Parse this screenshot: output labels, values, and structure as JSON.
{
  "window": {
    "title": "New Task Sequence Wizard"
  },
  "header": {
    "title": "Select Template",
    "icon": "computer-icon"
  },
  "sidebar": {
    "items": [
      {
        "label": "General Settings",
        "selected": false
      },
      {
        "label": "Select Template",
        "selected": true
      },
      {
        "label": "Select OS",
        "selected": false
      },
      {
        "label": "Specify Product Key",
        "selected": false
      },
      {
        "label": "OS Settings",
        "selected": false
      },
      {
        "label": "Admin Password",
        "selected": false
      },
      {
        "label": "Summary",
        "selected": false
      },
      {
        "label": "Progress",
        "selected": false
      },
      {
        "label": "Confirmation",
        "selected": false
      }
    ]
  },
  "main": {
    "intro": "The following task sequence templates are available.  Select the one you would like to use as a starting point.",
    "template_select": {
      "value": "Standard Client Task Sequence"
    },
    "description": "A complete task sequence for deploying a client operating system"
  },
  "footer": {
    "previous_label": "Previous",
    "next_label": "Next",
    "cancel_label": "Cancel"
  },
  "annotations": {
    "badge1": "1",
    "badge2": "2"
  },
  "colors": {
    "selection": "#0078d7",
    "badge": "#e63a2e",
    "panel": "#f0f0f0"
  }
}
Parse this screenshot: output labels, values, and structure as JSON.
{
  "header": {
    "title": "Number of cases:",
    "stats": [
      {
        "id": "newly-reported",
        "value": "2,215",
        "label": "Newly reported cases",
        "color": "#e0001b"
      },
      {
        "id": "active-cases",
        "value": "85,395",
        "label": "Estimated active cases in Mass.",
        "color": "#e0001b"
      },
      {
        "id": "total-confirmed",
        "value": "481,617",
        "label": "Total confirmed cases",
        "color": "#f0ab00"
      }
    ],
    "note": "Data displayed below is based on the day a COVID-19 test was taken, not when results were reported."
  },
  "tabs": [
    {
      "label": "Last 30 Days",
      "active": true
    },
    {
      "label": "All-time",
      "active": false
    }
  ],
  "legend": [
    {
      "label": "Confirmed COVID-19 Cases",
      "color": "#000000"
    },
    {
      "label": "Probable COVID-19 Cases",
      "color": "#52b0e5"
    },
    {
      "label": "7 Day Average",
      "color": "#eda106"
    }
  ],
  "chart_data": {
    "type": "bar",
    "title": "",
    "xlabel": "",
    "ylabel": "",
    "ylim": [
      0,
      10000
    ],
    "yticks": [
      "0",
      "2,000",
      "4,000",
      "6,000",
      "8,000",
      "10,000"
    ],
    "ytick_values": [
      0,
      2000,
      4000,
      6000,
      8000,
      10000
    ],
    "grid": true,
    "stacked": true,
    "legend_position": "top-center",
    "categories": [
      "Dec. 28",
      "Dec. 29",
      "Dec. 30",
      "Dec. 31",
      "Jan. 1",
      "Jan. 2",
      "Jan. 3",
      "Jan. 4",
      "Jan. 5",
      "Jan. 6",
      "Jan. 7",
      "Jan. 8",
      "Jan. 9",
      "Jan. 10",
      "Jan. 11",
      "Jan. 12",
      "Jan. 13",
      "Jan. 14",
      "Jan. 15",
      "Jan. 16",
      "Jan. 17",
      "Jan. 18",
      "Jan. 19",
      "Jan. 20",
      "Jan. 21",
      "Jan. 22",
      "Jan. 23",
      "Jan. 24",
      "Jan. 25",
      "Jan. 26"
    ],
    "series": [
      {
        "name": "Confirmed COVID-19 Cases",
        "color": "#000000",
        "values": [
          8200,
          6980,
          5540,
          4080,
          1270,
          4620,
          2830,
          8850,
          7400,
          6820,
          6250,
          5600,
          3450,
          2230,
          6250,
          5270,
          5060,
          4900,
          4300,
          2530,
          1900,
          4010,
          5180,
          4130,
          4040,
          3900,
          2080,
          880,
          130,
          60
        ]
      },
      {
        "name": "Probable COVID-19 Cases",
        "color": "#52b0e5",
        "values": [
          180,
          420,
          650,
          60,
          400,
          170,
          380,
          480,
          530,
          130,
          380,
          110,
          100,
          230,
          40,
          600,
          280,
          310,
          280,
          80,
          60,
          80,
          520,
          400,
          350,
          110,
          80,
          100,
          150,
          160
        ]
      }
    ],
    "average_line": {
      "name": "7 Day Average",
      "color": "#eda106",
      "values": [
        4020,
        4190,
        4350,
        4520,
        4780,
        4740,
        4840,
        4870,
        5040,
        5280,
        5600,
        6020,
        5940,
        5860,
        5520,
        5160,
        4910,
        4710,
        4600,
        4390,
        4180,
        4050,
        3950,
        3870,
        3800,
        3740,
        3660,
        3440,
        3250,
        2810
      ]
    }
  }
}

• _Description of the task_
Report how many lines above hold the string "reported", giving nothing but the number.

• _Solution to this exercise_
3